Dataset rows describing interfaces
Segment Open

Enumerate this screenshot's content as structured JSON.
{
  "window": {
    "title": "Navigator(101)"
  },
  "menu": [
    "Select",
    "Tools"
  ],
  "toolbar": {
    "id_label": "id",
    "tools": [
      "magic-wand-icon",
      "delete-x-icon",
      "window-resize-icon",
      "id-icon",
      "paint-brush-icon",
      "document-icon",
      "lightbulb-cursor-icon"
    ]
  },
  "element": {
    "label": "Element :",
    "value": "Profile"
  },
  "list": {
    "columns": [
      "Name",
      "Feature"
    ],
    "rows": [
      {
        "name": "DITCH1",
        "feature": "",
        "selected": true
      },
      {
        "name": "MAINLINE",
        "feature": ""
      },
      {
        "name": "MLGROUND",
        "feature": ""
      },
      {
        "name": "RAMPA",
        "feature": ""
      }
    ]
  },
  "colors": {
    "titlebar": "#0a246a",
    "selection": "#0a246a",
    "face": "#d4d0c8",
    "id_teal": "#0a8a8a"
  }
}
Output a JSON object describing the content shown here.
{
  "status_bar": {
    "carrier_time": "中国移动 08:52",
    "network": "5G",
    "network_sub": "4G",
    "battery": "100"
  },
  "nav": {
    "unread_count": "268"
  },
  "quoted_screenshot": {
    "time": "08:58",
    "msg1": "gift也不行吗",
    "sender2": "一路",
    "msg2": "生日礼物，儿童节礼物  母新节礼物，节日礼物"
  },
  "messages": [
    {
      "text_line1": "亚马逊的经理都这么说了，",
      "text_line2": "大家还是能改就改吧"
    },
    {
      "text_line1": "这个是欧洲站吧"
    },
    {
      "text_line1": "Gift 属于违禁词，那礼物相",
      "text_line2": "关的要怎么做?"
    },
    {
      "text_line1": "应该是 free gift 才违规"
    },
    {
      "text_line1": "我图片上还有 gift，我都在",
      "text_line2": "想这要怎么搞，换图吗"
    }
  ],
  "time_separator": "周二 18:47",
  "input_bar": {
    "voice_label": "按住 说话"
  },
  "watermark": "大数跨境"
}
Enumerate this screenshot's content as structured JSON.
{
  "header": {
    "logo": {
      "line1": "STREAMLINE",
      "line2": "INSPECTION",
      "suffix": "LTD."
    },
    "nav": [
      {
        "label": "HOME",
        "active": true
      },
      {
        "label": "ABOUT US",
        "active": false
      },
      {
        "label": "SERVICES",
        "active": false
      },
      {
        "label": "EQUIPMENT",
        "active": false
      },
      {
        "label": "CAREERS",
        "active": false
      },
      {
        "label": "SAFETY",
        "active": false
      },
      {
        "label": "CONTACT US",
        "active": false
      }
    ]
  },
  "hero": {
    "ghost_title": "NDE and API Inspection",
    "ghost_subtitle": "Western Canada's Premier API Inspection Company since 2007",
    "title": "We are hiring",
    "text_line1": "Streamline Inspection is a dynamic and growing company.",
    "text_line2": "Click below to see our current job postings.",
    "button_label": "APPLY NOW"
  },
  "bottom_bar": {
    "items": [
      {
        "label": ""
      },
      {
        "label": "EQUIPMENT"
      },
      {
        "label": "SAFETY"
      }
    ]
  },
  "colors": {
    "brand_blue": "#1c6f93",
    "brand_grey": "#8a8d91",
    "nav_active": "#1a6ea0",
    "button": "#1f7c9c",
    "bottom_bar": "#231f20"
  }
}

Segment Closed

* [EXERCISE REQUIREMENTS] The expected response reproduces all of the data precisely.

* [RESULT FOR THIS TASK]
Enumerate this screenshot's content as structured JSON.
{
  "window": {
    "title": "Navigator(101)"
  },
  "menu": [
    "Select",
    "Tools"
  ],
  "toolbar": {
    "id_label": "id",
    "tools": [
      "magic-wand-icon",
      "delete-x-icon",
      "window-resize-icon",
      "id-icon",
      "paint-brush-icon",
      "document-icon",
      "lightbulb-cursor-icon"
    ]
  },
  "element": {
    "label": "Element :",
    "value": "Profile"
  },
  "list": {
    "columns": [
      "Name",
      "Feature"
    ],
    "rows": [
      {
        "name": "DITCH1",
        "feature": "",
        "selected": true
      },
      {
        "name": "MAINLINE",
        "feature": ""
      },
      {
        "name": "MLGROUND",
        "feature": ""
      },
      {
        "name": "RAMPA",
        "feature": ""
      }
    ]
  },
  "colors": {
    "titlebar": "#0a246a",
    "selection": "#0a246a",
    "face": "#d4d0c8",
    "id_teal": "#0a8a8a"
  }
}
Output a JSON object describing the content shown here.
{
  "status_bar": {
    "carrier_time": "中国移动 08:52",
    "network": "5G",
    "network_sub": "4G",
    "battery": "100"
  },
  "nav": {
    "unread_count": "268"
  },
  "quoted_screenshot": {
    "time": "08:58",
    "msg1": "gift也不行吗",
    "sender2": "一路",
    "msg2": "生日礼物，儿童节礼物  母新节礼物，节日礼物"
  },
  "messages": [
    {
      "text_line1": "亚马逊的经理都这么说了，",
      "text_line2": "大家还是能改就改吧"
    },
    {
      "text_line1": "这个是欧洲站吧"
    },
    {
      "text_line1": "Gift 属于违禁词，那礼物相",
      "text_line2": "关的要怎么做?"
    },
    {
      "text_line1": "应该是 free gift 才违规"
    },
    {
      "text_line1": "我图片上还有 gift，我都在",
      "text_line2": "想这要怎么搞，换图吗"
    }
  ],
  "time_separator": "周二 18:47",
  "input_bar": {
    "voice_label": "按住 说话"
  },
  "watermark": "大数跨境"
}
Enumerate this screenshot's content as structured JSON.
{
  "header": {
    "logo": {
      "line1": "STREAMLINE",
      "line2": "INSPECTION",
      "suffix": "LTD."
    },
    "nav": [
      {
        "label": "HOME",
        "active": true
      },
      {
        "label": "ABOUT US",
        "active": false
      },
      {
        "label": "SERVICES",
        "active": false
      },
      {
        "label": "EQUIPMENT",
        "active": false
      },
      {
        "label": "CAREERS",
        "active": false
      },
      {
        "label": "SAFETY",
        "active": false
      },
      {
        "label": "CONTACT US",
        "active": false
      }
    ]
  },
  "hero": {
    "ghost_title": "NDE and API Inspection",
    "ghost_subtitle": "Western Canada's Premier API Inspection Company since 2007",
    "title": "We are hiring",
    "text_line1": "Streamline Inspection is a dynamic and growing company.",
    "text_line2": "Click below to see our current job postings.",
    "button_label": "APPLY NOW"
  },
  "bottom_bar": {
    "items": [
      {
        "label": ""
      },
      {
        "label": "EQUIPMENT"
      },
      {
        "label": "SAFETY"
      }
    ]
  },
  "colors": {
    "brand_blue": "#1c6f93",
    "brand_grey": "#8a8d91",
    "nav_active": "#1a6ea0",
    "button": "#1f7c9c",
    "bottom_bar": "#231f20"
  }
}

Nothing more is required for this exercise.